The software in question comes from AltiGen, Teo’s partner in the new project. Based on AltiGen’s existing PC-based voice system (PBX), the new UC product integrates UC functionality into Teo’s servers, gateway and phones.
“Integration” here refers to Teo’s strategy of building on the Microsoft platform, a course it has pursued since 1997. Where others have approached a Microsoft interface later in the game, “we natively integrate, as opposed to have a brother-sister relationship through various connection points. There is no translation necessary like there is with the Avaya protocol or other [proprietary] protocols. We are already in the protocol, which allows us to be more natively integrated.”
Once installed, the UC system should allow a system administrator to connect directly to the premise-based switch, giving the administrator full call control at the desk phone: Transfer, conference, visual voice-mail, record, store, establish favorites, track call history.
All these can in turn be accessed on a cell phone, presenting an outward face that mirrors the desk phone.
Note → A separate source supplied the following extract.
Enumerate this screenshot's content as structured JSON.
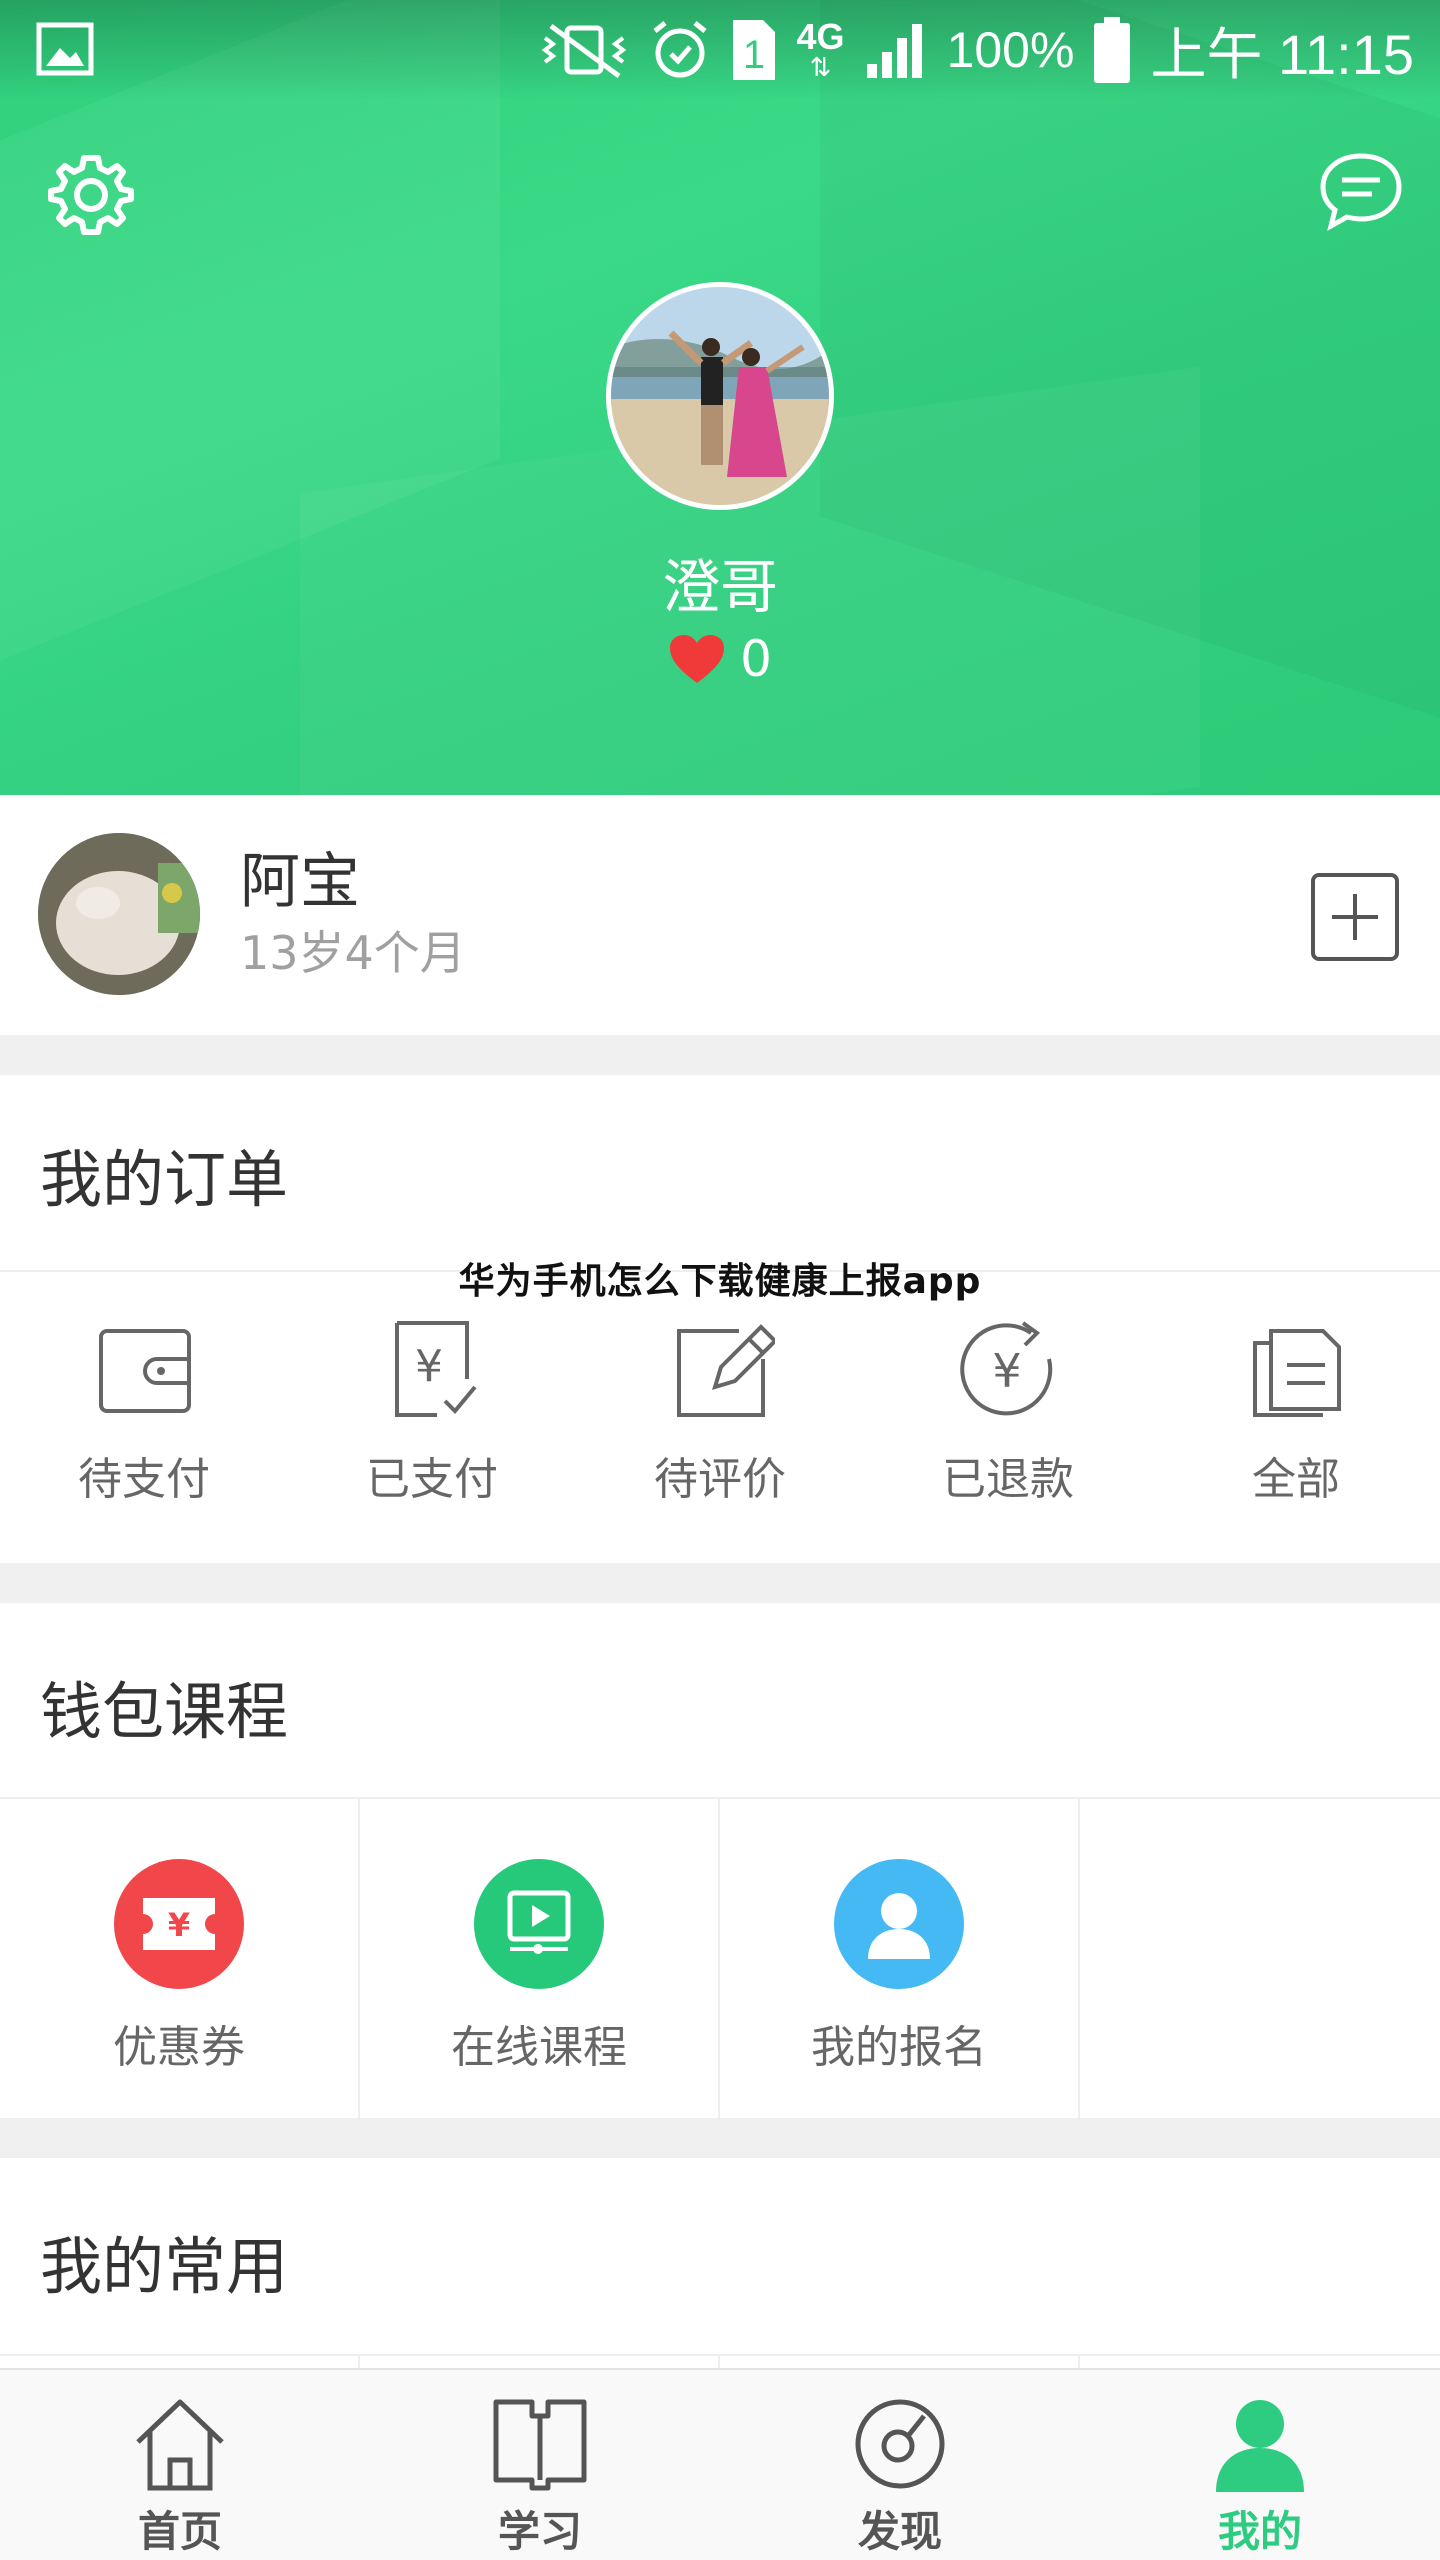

A worker at home appears to others to be seated at an office desk.
This in turn opens up a big business opportunity in the federal space, Beck said. Government agencies are working under congressional mandate to move a significant percentage of their workers into remote positions by 2012, “so they have a big motivation to have that [remote] capability. So that is one of the criteria they will use when they are evaluating a system.”
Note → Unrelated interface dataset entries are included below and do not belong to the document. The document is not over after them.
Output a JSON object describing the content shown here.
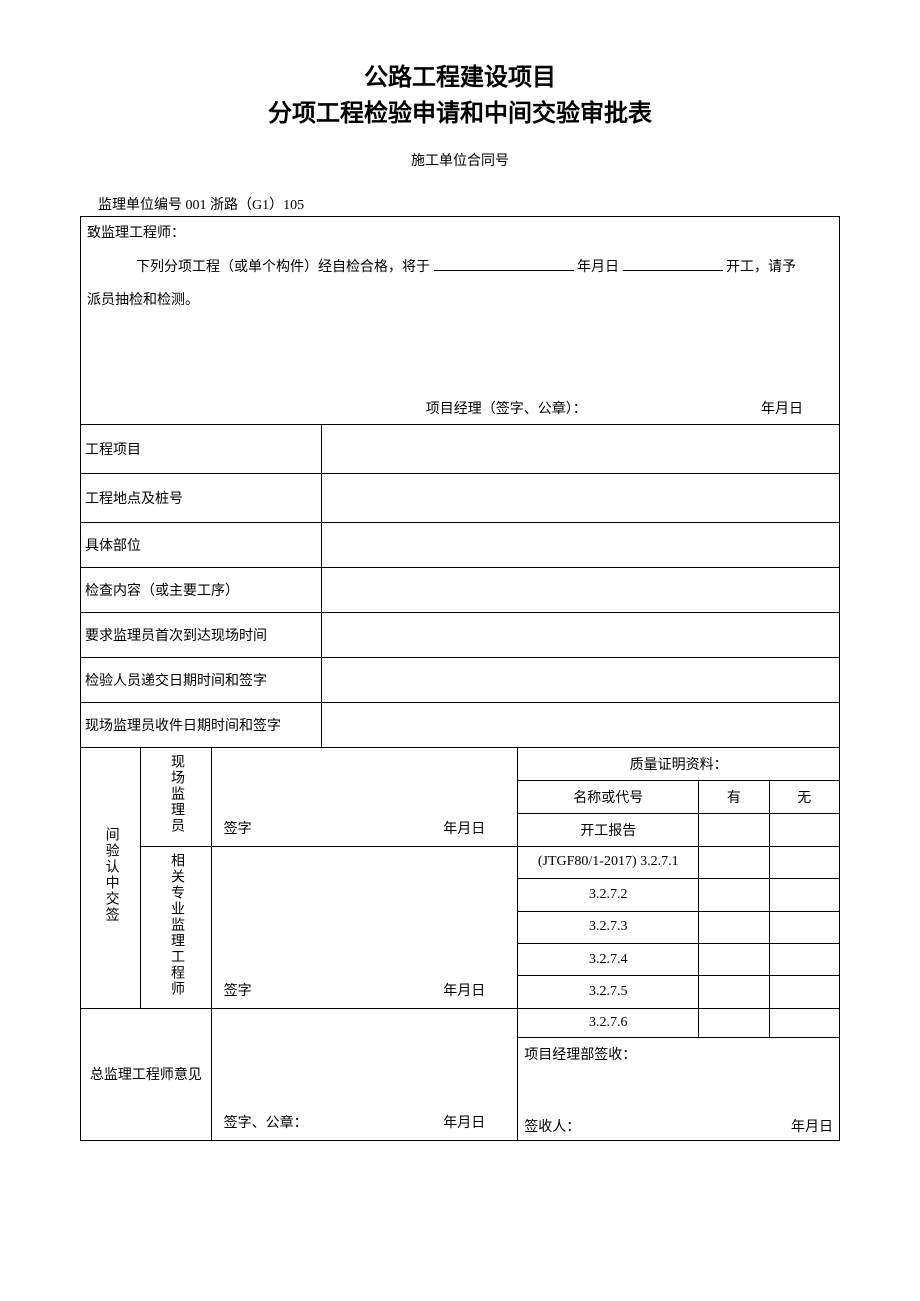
{
  "title_line1": "公路工程建设项目",
  "title_line2": "分项工程检验申请和中间交验审批表",
  "contract_label": "施工单位合同号",
  "ref_line": "监理单位编号 001 浙路（G1）105",
  "salutation": "致监理工程师：",
  "request_prefix": "下列分项工程（或单个构件）经自检合格，将于",
  "request_date_label": "年月日",
  "request_suffix": "开工，请予",
  "request_tail": "派员抽检和检测。",
  "pm_label": "项目经理（签字、公章）：",
  "ymd": "年月日",
  "rows": {
    "project": "工程项目",
    "location": "工程地点及桩号",
    "part": "具体部位",
    "content": "检查内容（或主要工序）",
    "first_arrival": "要求监理员首次到达现场时间",
    "submit": "检验人员递交日期时间和签字",
    "receive": "现场监理员收件日期时间和签字"
  },
  "confirm_col": "间验认中交签",
  "site_supervisor": "现场监理员",
  "specialty_engineer": "相关专业监理工程师",
  "sign_label": "签字",
  "quality_header": "质量证明资料：",
  "name_code": "名称或代号",
  "yes": "有",
  "no": "无",
  "doc_items": [
    "开工报告",
    "(JTGF80/1-2017) 3.2.7.1",
    "3.2.7.2",
    "3.2.7.3",
    "3.2.7.4",
    "3.2.7.5",
    "3.2.7.6"
  ],
  "chief_opinion": "总监理工程师意见",
  "sign_seal": "签字、公章：",
  "pm_receive": "项目经理部签收：",
  "receiver": "签收人："
}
Security will be another criterion, and Beck is confident that Teo will have an edge there as its IP Phone 7810 is the first SIP phone to hold the IP TSG6 security certification.
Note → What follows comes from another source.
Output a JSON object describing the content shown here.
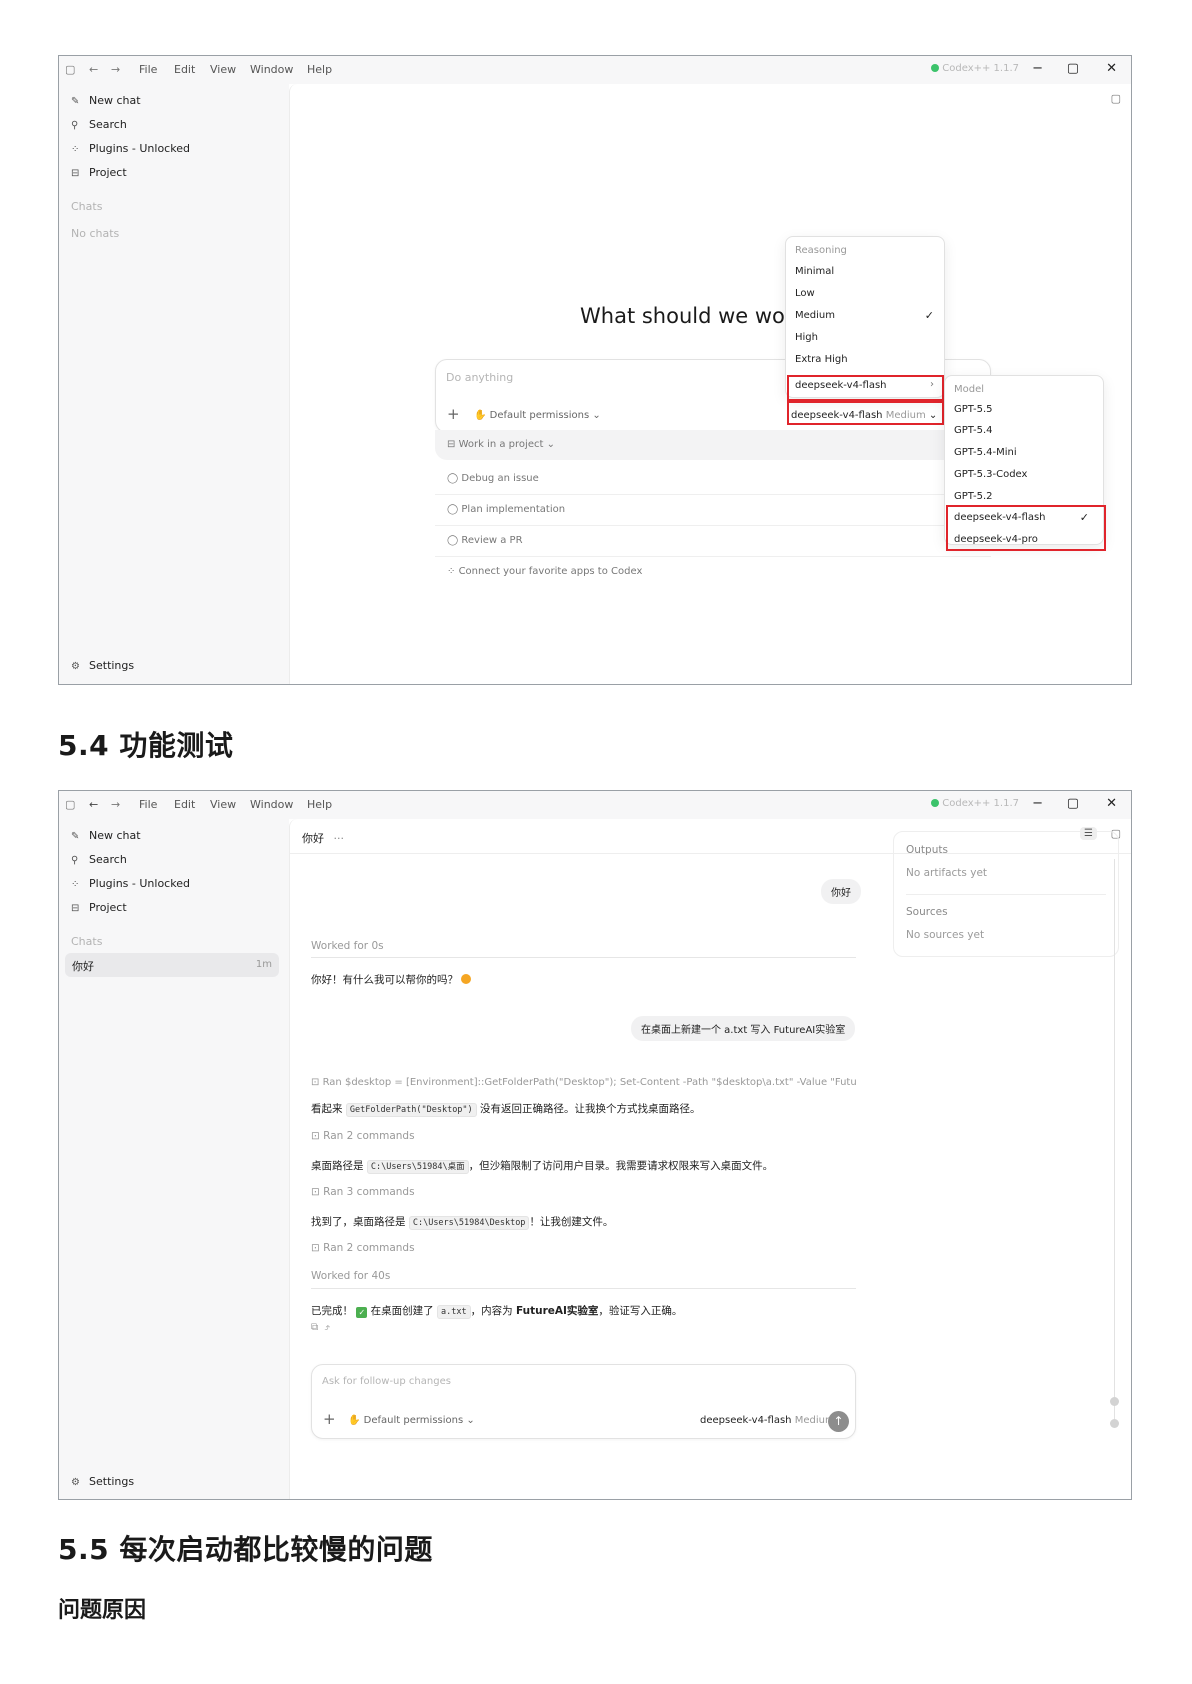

Perhaps most significantly, this UC system’s native integration with Microsoft gives users a new, more elegant means with which to interface with various UC functions. Many products claim the ability to “interface” with Outlook, for instance, where interface typically means the ability to draw information from, and push information into, Outlook from some external application.
Beck explains that Teo’s UC system will reside entirely within Outlook, allowing the user to send e-mail, record calls, and make calls all from inside the Outlook interface, without having to switch applications or flip to an alternate page. “I’ve got one user interface for all my voice and e-mail communications, and it’s a solution that is already in use by 85 percent of users,” Beck said. “Outlook now becomes your de facto software phone.”
Finally, though perhaps not trivially, Teo makes rather a big thing out of its claim to be the only such product made in the United States. This is more than just a matter of patriotic pride, Beck said.
Per the 2009 stimulus bill, “the government wants to upgrade their technology package; they want to become more efficient and save the taxpayer money. So part of the act spells out that if an agency is upgrading their technology package, they should use American-manufactured goods whenever possible, as a means of supporting the U.S. economy,” Beck said.
With its claim to be the only U.S. manufacturer in the space, Teo is betting its patriotic play with give it yet another leg up as it goes to market with a solution it says will change the way UC gets done. It plans to release the UC systme in late 2009.